|Title||MS 466, Edward Mandell House Papers, Series II, Diaries, Volume 8|
|Creator||House, Edward Mandell, 1858-1938.|
|Call Number||MS 466, Series II|

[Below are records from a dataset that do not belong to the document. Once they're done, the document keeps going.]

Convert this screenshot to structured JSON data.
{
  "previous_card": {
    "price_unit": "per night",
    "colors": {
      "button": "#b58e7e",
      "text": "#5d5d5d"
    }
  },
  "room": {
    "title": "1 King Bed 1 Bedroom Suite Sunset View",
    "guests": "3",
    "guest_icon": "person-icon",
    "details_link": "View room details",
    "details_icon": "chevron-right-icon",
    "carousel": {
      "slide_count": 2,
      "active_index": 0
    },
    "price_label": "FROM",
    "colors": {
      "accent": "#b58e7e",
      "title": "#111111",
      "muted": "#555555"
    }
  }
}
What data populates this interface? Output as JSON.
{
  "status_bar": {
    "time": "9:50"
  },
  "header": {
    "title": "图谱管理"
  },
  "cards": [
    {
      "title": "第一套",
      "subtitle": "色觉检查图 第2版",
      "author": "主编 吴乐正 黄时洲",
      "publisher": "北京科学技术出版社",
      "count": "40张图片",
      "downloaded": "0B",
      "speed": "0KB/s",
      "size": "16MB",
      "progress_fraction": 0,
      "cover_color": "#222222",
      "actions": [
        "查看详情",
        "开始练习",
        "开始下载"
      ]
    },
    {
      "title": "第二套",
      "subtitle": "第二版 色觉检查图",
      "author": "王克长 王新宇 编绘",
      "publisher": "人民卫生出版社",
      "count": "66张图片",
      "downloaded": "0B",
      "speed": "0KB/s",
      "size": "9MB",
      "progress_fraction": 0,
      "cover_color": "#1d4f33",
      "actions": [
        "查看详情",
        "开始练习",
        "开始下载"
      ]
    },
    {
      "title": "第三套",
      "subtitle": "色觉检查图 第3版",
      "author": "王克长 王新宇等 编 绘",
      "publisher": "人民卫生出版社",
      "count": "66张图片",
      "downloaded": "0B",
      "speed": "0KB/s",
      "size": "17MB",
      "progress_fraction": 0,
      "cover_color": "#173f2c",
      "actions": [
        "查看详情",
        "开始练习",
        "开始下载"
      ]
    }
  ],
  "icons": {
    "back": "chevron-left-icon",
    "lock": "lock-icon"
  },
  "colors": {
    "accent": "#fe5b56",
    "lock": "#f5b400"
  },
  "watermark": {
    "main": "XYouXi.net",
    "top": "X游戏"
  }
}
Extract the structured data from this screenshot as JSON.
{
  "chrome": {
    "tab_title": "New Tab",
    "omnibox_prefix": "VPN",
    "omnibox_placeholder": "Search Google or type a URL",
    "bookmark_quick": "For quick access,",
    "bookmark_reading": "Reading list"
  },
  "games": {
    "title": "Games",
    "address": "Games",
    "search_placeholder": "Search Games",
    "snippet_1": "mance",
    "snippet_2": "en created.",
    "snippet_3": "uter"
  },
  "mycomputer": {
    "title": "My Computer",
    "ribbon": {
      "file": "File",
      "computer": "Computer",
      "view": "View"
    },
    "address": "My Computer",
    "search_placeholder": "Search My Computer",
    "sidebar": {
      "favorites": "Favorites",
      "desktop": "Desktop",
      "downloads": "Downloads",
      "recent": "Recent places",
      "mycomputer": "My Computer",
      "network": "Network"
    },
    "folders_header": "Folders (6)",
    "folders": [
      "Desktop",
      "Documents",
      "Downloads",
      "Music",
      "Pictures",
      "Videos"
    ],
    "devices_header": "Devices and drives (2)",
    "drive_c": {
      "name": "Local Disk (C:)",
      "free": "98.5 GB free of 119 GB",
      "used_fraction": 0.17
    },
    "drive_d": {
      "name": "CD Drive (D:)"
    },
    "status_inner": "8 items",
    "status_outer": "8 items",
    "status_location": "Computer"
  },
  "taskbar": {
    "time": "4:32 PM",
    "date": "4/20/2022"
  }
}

|Abstract||Series II is arranged in four sections: Diary, "Reminiscences" "Memories" and Logbooks. The series consists of typewritten transcripts of three separate documents prepared over a number of years under Colonel House's personal supervision. The diary proper, dated September 25, 1912 to June 5, 1926, consists of roughly 3,000 pages and is not indexed. It was dictated almost daily to Frances Denton, House’s private secretary, who accompanied him on all his trips abroad. Denton transcribed the entries, resulting in an original typewritten transcript and a carbon copy. The transcripts were reviewed by House, who occasionally made annotations and corrections. (The letters and various documents cited by House in the test of the diary that he intended to insert to complete the records were not added to the diary and remain in the House papers.) The diary provides a daily record of Colonel House's activities from 1912 to 1919, and less elaborate entries from 1920 to 1926. House began to keep a daily record in September 1912 during the presidential campaign and continued almost without interruption until the end of 1912. After concluding the regular entries with a discussion of the Wilson Administration and its legacy of idealism, he made sporadic entries through November of 1926. The work is remarkable for its revelation of House’s frank and personal assessments of the personalities and projects of the era. House augmented the record of his life before and after the diary with the writing of the “Reminiscences” in 1916 and “Memories” about 1928. Also included in Series II is a bound volume containing electrostatic copies of four log books (kept on a day-to-day basis by Colonel House's secretarial staff in Paris) covering the period October 31, 1918 June 29, 1919: the entries recorded therein provide dramatic evidence of the incredible number of "suitors and supplicants" who passed through Colonel House's private offices during the winter and spring of 1918-1919. "Memories" is a transcription from the original manuscript given to the Yale Library in 1929. "Memories" which was received by Charles Seymour in 1929, is a revision of "Reminiscences". "Reminiscences" was transcribed from the original typewritten draft, dated July 1, 1916, and subsequently revised and corrected.|
|Type||Archives and Manuscripts|
|Related Resource||Manuscripts and Archives|
|Related Resource Identifier||http://www.library.yale.edu/mssa/|
|Location, YUL||Manuscripts and Archives|
|Location, YUL URL||http://www.library.yale.edu/mssa/|
Green Wood Gate, Ashdown Forrest,
July 14, 1919.
I have written nothing in the diary since the day after the signing of
the Peace Treaty at Versailles.
What I have done since is: I motored to Boulogne on Sunday afternoon,
June 29th, spent the night there and crossed the Channel on Monday the 30th
and came directly to this place to visit my friend, Frank Trumbull of New York.
I went almost immediately to London to get in touch with Sunderland House, the
temporary home of the League of Nations.
On Saturday, July 5th, I motored down to Ichens Abbas near Winchester
to visit Edward Grey. He has a cottage there which he uses as a fishing lodge
when he wishes to be in seclusion. It is a